(Records from a dataset)

--- START ---

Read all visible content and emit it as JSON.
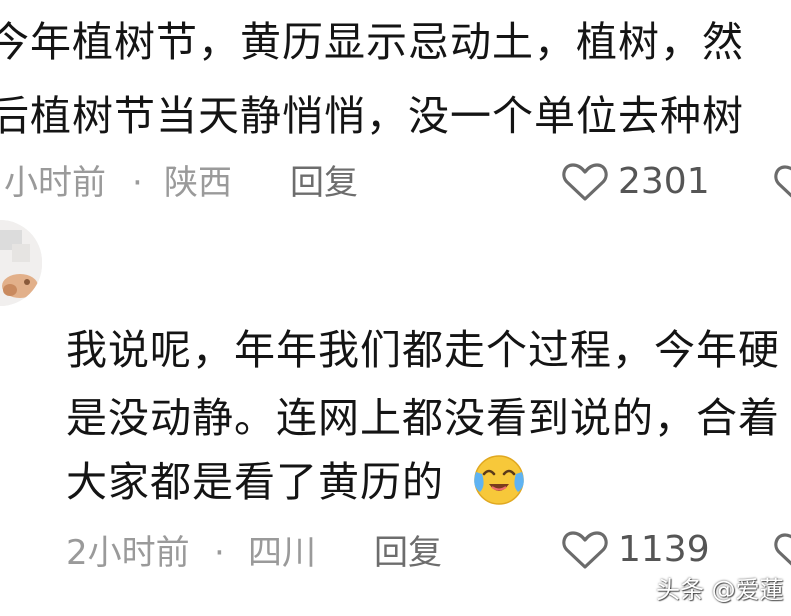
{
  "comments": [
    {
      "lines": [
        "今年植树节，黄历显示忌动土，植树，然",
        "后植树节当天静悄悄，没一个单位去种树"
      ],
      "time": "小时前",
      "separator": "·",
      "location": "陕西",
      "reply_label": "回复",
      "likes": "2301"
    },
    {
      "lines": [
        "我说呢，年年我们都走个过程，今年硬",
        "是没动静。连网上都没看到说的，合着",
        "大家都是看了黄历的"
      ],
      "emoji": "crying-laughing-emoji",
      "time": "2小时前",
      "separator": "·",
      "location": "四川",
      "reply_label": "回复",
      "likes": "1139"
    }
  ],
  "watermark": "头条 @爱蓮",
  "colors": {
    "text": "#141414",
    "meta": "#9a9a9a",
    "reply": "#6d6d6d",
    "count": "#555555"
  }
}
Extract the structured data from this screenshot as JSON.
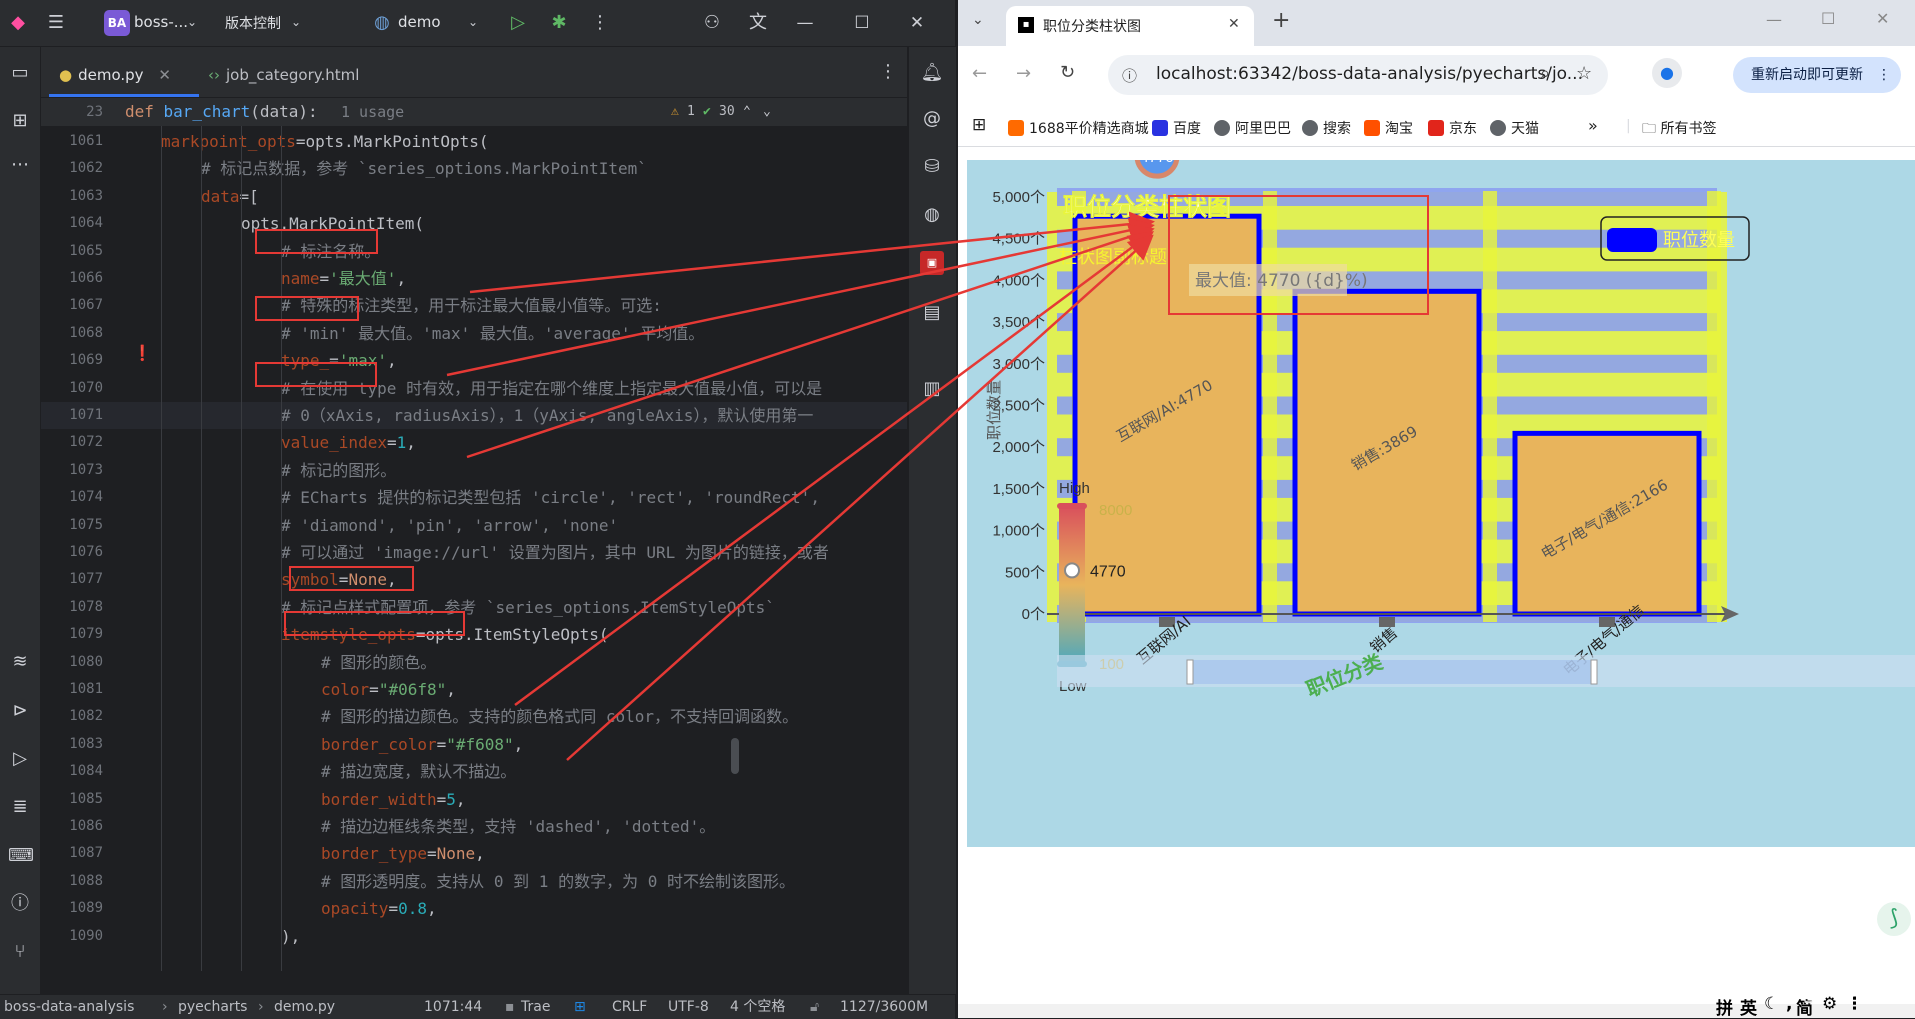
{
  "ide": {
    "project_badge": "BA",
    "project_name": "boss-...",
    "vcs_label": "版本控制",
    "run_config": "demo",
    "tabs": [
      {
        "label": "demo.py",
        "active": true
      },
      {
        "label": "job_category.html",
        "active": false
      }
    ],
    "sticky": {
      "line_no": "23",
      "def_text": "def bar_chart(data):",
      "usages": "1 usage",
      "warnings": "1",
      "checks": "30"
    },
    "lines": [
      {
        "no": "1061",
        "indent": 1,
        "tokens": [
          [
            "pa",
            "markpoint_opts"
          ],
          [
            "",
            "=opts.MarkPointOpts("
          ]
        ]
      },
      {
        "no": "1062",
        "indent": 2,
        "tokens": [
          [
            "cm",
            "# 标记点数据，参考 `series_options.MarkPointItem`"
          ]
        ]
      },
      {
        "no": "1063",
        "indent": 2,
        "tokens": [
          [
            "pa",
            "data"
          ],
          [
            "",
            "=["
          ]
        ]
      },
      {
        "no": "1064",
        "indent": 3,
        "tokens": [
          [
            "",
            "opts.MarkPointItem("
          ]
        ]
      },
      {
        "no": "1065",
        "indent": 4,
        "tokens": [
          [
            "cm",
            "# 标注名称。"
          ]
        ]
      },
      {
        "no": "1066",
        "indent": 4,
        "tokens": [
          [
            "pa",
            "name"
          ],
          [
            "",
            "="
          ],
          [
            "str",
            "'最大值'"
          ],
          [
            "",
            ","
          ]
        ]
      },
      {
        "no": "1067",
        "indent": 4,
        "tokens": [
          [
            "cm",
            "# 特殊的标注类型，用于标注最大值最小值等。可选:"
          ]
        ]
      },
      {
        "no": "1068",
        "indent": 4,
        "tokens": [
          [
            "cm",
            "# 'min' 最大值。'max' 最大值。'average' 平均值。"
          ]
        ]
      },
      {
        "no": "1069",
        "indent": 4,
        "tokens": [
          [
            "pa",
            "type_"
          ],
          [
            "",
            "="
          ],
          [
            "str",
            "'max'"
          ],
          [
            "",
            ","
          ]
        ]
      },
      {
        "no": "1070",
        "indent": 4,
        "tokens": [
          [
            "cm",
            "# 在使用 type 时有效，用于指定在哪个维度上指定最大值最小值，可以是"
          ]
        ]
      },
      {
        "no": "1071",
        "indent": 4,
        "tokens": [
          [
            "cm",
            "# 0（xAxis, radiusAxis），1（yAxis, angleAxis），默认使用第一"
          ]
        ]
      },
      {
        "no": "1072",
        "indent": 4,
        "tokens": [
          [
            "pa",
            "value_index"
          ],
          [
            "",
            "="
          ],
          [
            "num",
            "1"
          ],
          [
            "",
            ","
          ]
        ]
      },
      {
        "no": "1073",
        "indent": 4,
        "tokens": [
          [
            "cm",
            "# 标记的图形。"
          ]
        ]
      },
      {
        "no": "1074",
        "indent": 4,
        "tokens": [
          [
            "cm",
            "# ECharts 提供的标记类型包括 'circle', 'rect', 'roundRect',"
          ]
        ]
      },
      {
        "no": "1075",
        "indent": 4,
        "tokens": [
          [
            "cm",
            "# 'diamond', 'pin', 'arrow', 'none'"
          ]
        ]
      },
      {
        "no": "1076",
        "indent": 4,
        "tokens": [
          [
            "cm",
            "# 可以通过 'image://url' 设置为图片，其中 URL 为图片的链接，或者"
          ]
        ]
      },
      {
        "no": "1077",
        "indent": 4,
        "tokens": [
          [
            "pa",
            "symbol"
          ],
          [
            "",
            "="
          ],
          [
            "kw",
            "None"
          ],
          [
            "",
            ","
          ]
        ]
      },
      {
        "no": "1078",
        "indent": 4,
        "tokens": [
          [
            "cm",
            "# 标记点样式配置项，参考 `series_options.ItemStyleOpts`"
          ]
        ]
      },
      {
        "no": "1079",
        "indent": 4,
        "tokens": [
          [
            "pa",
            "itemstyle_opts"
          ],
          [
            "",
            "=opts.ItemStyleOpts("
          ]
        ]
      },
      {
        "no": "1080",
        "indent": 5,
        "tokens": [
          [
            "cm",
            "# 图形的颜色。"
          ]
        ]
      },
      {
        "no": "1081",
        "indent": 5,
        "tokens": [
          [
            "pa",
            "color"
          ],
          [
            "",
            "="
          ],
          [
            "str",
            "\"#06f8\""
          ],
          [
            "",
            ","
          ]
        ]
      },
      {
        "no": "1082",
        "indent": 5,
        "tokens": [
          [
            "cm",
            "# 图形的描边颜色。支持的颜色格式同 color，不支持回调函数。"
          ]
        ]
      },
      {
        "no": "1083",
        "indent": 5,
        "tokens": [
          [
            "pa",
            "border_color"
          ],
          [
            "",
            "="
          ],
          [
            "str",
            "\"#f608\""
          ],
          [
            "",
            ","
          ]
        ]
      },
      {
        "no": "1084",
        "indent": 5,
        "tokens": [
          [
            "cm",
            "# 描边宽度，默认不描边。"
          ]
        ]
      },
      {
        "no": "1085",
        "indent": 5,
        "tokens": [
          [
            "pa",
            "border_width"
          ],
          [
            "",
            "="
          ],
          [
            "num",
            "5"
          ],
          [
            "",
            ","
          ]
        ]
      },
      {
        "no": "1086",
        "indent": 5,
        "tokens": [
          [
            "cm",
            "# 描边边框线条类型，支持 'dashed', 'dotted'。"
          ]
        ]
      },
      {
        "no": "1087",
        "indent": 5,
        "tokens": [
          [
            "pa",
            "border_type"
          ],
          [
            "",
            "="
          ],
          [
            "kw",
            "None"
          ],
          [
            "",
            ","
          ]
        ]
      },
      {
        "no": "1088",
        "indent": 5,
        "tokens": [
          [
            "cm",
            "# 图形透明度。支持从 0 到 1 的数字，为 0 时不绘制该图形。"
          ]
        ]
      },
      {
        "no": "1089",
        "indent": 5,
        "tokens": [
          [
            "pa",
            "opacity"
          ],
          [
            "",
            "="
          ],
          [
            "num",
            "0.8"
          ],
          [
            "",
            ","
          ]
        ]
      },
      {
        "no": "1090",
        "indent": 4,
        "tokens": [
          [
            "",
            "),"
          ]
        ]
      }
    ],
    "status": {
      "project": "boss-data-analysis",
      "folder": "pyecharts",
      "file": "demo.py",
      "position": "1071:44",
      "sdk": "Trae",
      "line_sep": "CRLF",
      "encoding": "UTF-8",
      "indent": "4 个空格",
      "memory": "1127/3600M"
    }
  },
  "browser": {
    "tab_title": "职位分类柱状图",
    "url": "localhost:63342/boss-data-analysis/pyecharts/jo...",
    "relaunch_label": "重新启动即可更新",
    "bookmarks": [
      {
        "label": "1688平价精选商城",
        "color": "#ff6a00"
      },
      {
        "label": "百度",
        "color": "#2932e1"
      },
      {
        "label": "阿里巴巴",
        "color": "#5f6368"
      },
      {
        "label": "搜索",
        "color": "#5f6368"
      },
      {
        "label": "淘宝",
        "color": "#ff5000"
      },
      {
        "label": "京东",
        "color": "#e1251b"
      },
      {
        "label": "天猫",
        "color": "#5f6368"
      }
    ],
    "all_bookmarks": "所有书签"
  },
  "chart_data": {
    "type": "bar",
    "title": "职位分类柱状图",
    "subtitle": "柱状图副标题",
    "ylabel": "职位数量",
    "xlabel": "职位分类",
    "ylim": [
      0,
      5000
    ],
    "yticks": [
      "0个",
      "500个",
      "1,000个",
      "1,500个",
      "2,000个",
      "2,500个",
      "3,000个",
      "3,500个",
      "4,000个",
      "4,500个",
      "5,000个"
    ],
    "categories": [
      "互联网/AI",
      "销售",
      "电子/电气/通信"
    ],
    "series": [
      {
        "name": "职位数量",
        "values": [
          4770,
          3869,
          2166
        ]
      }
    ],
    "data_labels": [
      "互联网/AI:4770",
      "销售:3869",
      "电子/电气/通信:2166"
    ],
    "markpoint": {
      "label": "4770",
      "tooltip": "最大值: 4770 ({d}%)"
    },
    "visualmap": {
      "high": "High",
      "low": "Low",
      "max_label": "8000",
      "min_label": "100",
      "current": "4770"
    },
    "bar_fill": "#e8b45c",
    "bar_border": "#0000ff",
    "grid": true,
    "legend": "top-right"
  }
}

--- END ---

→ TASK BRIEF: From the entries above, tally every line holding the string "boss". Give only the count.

→ PROBLEM SOLUTION: 3